A BIOLOGICAL science expert believes the future of the Brixton Street Wetlands could be severely threatened by nearby industrial development.
University of Western Australia emeritus professor Hans Lambers has studied Alison Baird Reserve, part of the greater Brixton Street wetlands area, since he first moved to Perth in 1998.
He believes the “world class” wetlands are more ecologically diverse than any area in the Swan Coastal Plain.
The Great Cocky Count 2018 established the wetlands were home to the fourth-largest roost of forest red-tailed black cockatoos in the Perth-Peel region.
Prof Lambers said the wetlands were one of the most concentrated global biodiversity hotspots in the world.
“When you look at the number of rare species, threatened species and density of species there, the wetlands are second to none in Perth,” he said.
“The whole of the South West is recognised as a biodiversity hotspot and the Perth metropolitan area is one of four areas which jumps out, with that focus mainly on the wetlands.
“Alison Baird Reserve is only 35ha, but there’s 400 native plant species there and to put that in perspective, that’s about a quarter of what you will find in England.”
The wetlands are in close proximity to the City of Gosnells’ Maddington Kenwick Strategic Employment Area (MKSEA).
Linc Property are currently developing precinct 3A of the MKSEA, bound by Coldwell Road, Grove Road, Brook Road, Bickley Road and the Roe Highway.
Prof Lambers stressed he was not against development in the area, but feared the current development would damage the wetlands.
“If you develop areas there for light industry that’s fine, but you must do that in a responsible and sustainable manner,” he said.
“The Environment Protection Agency approved it on the understanding it would be developed according to those principals.
“If you talk to every hydrologist in town who actually knows what he is talking about, you will hear it is not being developed according to those principals.”
Prof Lambers said the wetlands’ hydrology was complicated and disturbing it could have a disastrous, knock-on effect.
“The water on the northern side of Crystal Brook is not in ready equilibrium with the southern side, although it’s a kilometre or two away and while the northern side water is very fresh, the southern side is fairly saline,” he said.
“We’ve got 20 priority species, including some declared rare flora species, and they are there largely because of the complex hydrology.”

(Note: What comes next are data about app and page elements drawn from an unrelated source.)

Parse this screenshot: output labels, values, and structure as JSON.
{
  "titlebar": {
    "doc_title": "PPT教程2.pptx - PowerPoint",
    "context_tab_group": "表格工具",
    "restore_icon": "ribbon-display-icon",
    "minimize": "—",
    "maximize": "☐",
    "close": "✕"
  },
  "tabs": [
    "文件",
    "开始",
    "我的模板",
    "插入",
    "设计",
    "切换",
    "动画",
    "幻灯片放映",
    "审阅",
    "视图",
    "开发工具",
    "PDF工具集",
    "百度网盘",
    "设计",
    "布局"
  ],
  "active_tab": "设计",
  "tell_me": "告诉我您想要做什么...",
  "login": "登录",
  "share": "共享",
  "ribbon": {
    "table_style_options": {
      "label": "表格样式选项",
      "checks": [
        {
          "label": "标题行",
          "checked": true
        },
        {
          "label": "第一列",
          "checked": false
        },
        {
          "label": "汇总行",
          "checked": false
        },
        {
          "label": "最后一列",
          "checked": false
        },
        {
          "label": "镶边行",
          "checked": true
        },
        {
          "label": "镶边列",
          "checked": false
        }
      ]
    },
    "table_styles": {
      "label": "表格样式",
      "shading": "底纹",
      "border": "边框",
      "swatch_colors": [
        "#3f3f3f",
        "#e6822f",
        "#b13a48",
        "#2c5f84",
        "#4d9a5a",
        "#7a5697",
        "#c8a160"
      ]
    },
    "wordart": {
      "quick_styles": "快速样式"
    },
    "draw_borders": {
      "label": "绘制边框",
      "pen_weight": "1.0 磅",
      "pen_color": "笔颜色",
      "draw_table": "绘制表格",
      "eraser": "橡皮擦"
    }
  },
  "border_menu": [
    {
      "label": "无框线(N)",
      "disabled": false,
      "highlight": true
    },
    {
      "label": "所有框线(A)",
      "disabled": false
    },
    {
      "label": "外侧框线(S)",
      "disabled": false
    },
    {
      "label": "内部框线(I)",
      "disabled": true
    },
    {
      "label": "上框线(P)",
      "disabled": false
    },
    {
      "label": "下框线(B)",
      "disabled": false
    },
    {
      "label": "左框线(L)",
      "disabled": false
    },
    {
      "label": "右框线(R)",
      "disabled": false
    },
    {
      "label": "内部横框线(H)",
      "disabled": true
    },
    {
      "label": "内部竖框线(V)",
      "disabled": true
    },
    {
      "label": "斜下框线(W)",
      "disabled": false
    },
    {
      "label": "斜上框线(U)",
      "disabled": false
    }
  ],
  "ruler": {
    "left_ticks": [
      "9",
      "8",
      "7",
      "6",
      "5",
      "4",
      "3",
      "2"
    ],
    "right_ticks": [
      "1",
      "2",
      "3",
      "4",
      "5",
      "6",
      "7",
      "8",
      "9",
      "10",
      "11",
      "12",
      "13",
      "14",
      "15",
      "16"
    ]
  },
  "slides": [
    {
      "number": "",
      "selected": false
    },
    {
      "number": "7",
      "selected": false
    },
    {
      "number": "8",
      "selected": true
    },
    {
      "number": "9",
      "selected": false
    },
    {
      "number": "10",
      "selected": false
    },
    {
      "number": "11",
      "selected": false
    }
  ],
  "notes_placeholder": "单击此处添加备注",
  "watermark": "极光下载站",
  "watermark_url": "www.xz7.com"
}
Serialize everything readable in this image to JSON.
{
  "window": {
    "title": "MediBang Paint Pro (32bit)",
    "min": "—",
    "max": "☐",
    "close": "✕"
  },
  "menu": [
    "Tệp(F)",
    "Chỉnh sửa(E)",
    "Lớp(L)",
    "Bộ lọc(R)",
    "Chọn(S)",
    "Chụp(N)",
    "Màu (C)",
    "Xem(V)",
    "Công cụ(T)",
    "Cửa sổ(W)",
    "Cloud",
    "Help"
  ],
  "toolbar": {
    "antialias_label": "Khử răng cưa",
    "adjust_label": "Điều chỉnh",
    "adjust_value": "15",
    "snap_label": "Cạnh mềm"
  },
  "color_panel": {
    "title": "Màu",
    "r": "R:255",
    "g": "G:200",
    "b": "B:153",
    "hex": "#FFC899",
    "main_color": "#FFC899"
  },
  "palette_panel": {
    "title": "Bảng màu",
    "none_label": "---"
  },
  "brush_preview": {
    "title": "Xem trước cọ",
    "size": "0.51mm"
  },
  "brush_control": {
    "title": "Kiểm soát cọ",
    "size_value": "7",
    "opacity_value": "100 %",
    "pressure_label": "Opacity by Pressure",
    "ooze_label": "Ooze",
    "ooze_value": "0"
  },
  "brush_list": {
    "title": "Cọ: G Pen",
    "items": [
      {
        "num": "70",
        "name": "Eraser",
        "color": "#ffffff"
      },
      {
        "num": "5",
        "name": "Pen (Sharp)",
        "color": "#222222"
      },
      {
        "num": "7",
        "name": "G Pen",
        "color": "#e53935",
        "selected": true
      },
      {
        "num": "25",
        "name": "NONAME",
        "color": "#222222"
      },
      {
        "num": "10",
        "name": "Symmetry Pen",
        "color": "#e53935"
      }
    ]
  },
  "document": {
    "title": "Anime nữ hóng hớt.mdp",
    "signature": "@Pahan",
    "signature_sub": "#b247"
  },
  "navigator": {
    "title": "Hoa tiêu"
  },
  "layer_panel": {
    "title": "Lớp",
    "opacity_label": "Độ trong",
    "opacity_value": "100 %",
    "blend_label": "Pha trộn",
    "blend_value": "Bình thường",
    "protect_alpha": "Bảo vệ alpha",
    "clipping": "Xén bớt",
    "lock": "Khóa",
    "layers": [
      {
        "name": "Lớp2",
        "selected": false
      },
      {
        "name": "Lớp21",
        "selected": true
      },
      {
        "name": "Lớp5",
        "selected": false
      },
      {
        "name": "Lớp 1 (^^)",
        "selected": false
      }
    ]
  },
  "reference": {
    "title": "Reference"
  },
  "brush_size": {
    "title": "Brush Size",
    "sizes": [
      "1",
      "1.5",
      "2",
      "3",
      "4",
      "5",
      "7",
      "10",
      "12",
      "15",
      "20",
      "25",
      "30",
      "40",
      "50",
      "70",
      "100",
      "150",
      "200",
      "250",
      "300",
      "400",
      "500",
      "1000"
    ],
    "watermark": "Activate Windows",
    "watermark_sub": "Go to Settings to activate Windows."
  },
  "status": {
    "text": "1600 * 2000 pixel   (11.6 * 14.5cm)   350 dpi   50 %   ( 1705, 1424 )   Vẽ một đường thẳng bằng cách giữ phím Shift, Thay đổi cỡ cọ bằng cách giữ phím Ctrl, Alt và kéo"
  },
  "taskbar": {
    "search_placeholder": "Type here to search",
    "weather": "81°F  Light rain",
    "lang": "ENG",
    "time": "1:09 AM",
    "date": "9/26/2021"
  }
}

A Linc Property statement said they were committed to responsibly managing the environment and were wary of impacting the wetlands.
“Linc Property has developed, submitted and received approvals for a Local Water Management Strategy and an Urban Water Management Plan (UWMP) for the site,” it said.
“Linc engaged with all key environmental stakeholders to develop a wide range of Water Sensitive Urban Design strategies that have been incorporated.”
The statement also said a conservation strategy to ensure the future of the cockatoo roost was awaiting approval from the Department of Environment and Energy.
“Linc believes its project is an opportunity to support the forest red-tailed black cockatoo population in the region and is seeking to work with community groups and the government to deliver better long-term habitat,” it said.
City of Gosnells chief executive Ian Cowie said the City fully appreciated the wetlands’ importance and were committed to its preservation.
“Planning for the Maddington Kenwick Strategic Employment Area (MKSEA) is fully cognisant of the need to ensure no disturbance that would negatively impact on the wetlands’ preservation,” he said.
“The research and planning processes for MKSEA have been, and continue to be, painstakingly methodical in order to ensure that all environmental aspects are considered and accommodated along the way.”
Mr Cowie said the development, subject to appropriate controls, would not negatively affect the wetlands and confirmed the plans applied the principles of Water Sensitive Urban Design.